Refund of bid bond may be sought before civil court
The Supreme Court has ruled that cases seeking refund of a bid bond lie within the jurisdiction of the civil courts, finally resolving doubts surrounding the legal recourse a contractor should follow to reclaim a deposit retained by the contracting authority.
The ruling by the Supreme Court of Poland of 12 February 2014 (Case IV CSK 291/13) involved a case in which the municipality of Olsztyn, as the contracting authority, retained the bid bond from a contractor which paid the deposit but then failed to submit any documents in the procurement. The contractor sought refund of the bid bond before the Olsztyn Regional Court and then before the Białystok Court of Appeal. Both courts rejected the claims without considering the merits, holding that refund of the bid bond must be sought before the National Appeal Chamber (KIO).
This position was not upheld by the Supreme Court, which held that claims of this type are civil cases and therefore consideration of such cases by an authority other than a civil court would be justified only by an express statutory provision.
Under the earlier case law it was not clear whether refund of a bid bond retained by the contracting authority should be sought by appealing to the National Appeal Chamber against an action by the contracting authority or by asserting a claim for unjust enrichment before the common court.
The Supreme Court refused to consider a cassation appeal on this issue in an earlier case, finding that the doubts in interpretation asserted in the legal issue were theoretical but might not arise in practice. But in that order (7 May 2010, Case V CSK 456/09), the court nonetheless commented on the merits, taking the view that a contractor whose bid bond is incorrectly retained by the contracting authority has the legal recourse provided in the Public Procurement Law, i.e. an appeal to the National Appeal Chamber. The court supported that position by arguing that payment of the deposit is an element of the procurement procedure enabling the contractor to participate in the procedure.
Following the ruling from 2010, Polish state courts had a tendency to reject claims for refund of improperly retained bid bonds on the grounds that recourse to the courts was barred under Civil Procedure Code Art. 199 §1(1). But this practice was broadly criticised in the legal community. The dominant view—also expressed by the National Appeal Chamber—was that a distinction should be made between payment of the bond and failure to refund it by the contracting authority (taking place during the course of the procurement proceeding), on the one hand, and the act of retaining the bid bond (performed outside of the procurement proceeding). This distinction was overlooked by the Supreme Court in the 2010 case.

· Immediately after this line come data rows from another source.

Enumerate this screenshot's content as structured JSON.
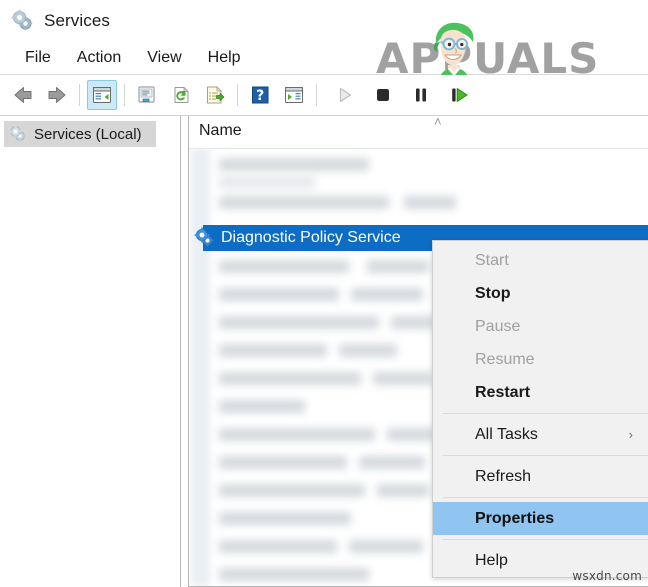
{
  "window": {
    "title": "Services",
    "icon": "services-gear-icon"
  },
  "menubar": {
    "items": [
      {
        "label": "File"
      },
      {
        "label": "Action"
      },
      {
        "label": "View"
      },
      {
        "label": "Help"
      }
    ]
  },
  "toolbar": {
    "buttons": [
      {
        "name": "back-icon",
        "label": "Back"
      },
      {
        "name": "forward-icon",
        "label": "Forward"
      },
      {
        "name": "show-hide-console-tree-icon",
        "label": "Show/Hide Console Tree",
        "active": true
      },
      {
        "name": "properties-icon",
        "label": "Properties"
      },
      {
        "name": "refresh-icon",
        "label": "Refresh"
      },
      {
        "name": "export-list-icon",
        "label": "Export List"
      },
      {
        "name": "help-icon",
        "label": "Help"
      },
      {
        "name": "show-action-pane-icon",
        "label": "Show Action Pane"
      },
      {
        "name": "start-service-icon",
        "label": "Start Service",
        "disabled": true
      },
      {
        "name": "stop-service-icon",
        "label": "Stop Service"
      },
      {
        "name": "pause-service-icon",
        "label": "Pause Service"
      },
      {
        "name": "restart-service-icon",
        "label": "Restart Service"
      }
    ]
  },
  "sidebar": {
    "items": [
      {
        "label": "Services (Local)",
        "icon": "services-gear-icon",
        "selected": true
      }
    ]
  },
  "list": {
    "columns": [
      {
        "label": "Name",
        "sort": "ascending",
        "sort_glyph": "˄"
      }
    ],
    "selected_row": {
      "name": "Diagnostic Policy Service",
      "icon": "service-gear-icon"
    }
  },
  "context_menu": {
    "items": [
      {
        "label": "Start",
        "disabled": true,
        "selected": false,
        "bold": false,
        "submenu": false
      },
      {
        "label": "Stop",
        "disabled": false,
        "selected": false,
        "bold": true,
        "submenu": false
      },
      {
        "label": "Pause",
        "disabled": true,
        "selected": false,
        "bold": false,
        "submenu": false
      },
      {
        "label": "Resume",
        "disabled": true,
        "selected": false,
        "bold": false,
        "submenu": false
      },
      {
        "label": "Restart",
        "disabled": false,
        "selected": false,
        "bold": true,
        "submenu": false
      },
      {
        "label": "All Tasks",
        "disabled": false,
        "selected": false,
        "bold": false,
        "submenu": true,
        "submenu_glyph": "›",
        "separator_before": true
      },
      {
        "label": "Refresh",
        "disabled": false,
        "selected": false,
        "bold": false,
        "submenu": false,
        "separator_before": true
      },
      {
        "label": "Properties",
        "disabled": false,
        "selected": true,
        "bold": true,
        "submenu": false,
        "separator_before": true
      },
      {
        "label": "Help",
        "disabled": false,
        "selected": false,
        "bold": false,
        "submenu": false,
        "separator_before": true
      }
    ]
  },
  "watermarks": {
    "brand": "APPUALS",
    "footer": "wsxdn.com"
  },
  "colors": {
    "row_selection_blue": "#0d6cc4",
    "menu_highlight_blue": "#8fc5f0",
    "menu_background": "#f1f1f1",
    "toolbar_active": "#cde8f7",
    "sidebar_selection": "#d6d6d6",
    "watermark_gray": "#9a9a9a"
  }
}
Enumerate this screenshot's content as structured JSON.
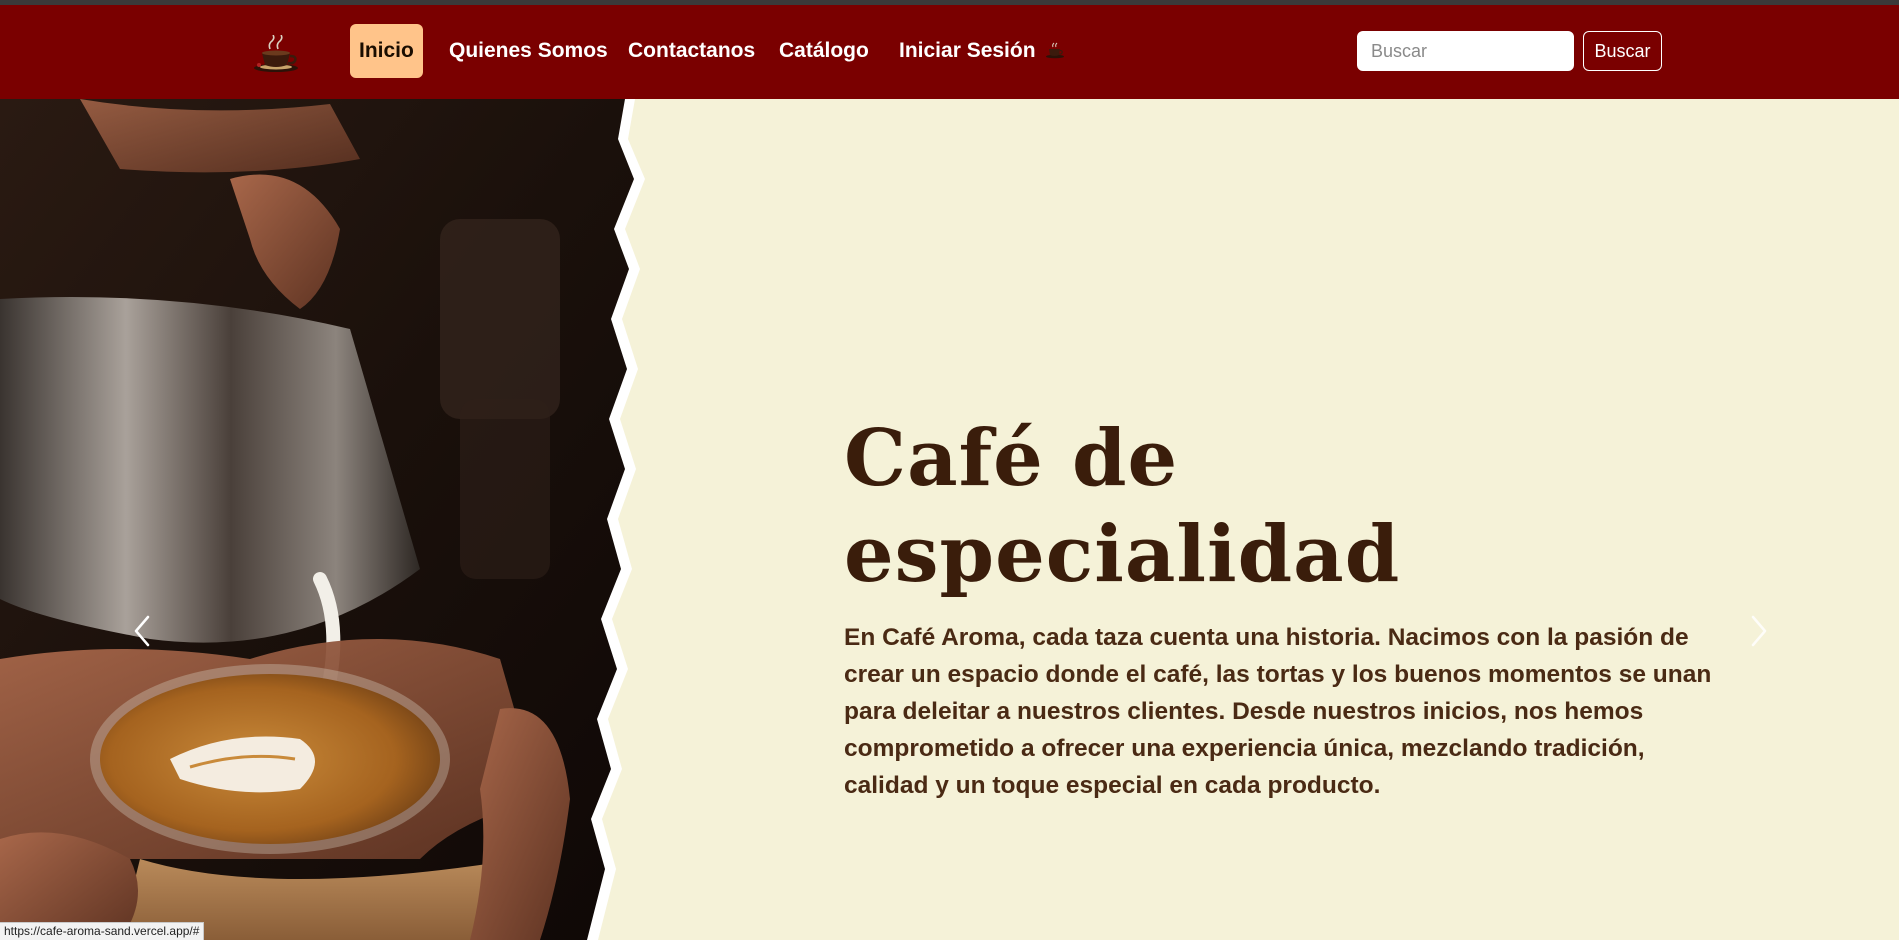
{
  "brand": {
    "logo_icon": "coffee-cup-logo-icon",
    "accent": "#7a0000",
    "active_bg": "#ffc48a"
  },
  "nav": {
    "items": [
      {
        "label": "Inicio",
        "active": true
      },
      {
        "label": "Quienes Somos"
      },
      {
        "label": "Contactanos"
      },
      {
        "label": "Catálogo"
      },
      {
        "label": "Iniciar Sesión",
        "icon": "coffee-cup-icon"
      }
    ]
  },
  "search": {
    "placeholder": "Buscar",
    "value": "",
    "button_label": "Buscar"
  },
  "hero": {
    "title_line1": "Café de",
    "title_line2": "especialidad",
    "text": "En Café Aroma, cada taza cuenta una historia. Nacimos con la pasión de crear un espacio donde el café, las tortas y los buenos momentos se unan para deleitar a nuestros clientes. Desde nuestros inicios, nos hemos comprometido a ofrecer una experiencia única, mezclando tradición, calidad y un toque especial en cada producto.",
    "image": "latte-art-pour-photo",
    "prev_icon": "chevron-left-icon",
    "next_icon": "chevron-right-icon",
    "bg": "#f5f2d8",
    "title_color": "#3a1d0b"
  },
  "status_bar": {
    "url": "https://cafe-aroma-sand.vercel.app/#"
  }
}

The National Appeal Chamber had consistently taken the view that a case seeking refund of a bid bond retained by the contracting authority should be considered by the civil courts, reasoning that under the legal definition in the Public Procurement Law, a public procurement proceeding ends upon selection of the most advantageous offer. Retention of the deposit is an action taken after the end of the procurement proceeding thus is not covered by the legal remedies for procurements (ruling of 1 April 2011, Cases KIO/UZP 576/11 and KIO/UZP 577/11).
The prevailing view in the literature had always been that the state courts have jurisdiction over cases of this type, but the inconsistent case law, particularly in the courts, introduced uncertainty and often prevented contractors from getting their improperly retained deposits back for a long time, as the contractor pursued the wrong avenue.
The latest ruling by the Supreme Court thus establishes the touchstone on this issue, resolving the debate over who has jurisdiction to consider cases seeking refund of a retained bid bond.
Hanna Drynkorn, Infrastructure & Transport and Public Procurement & PPP practices, Wardyński & Partners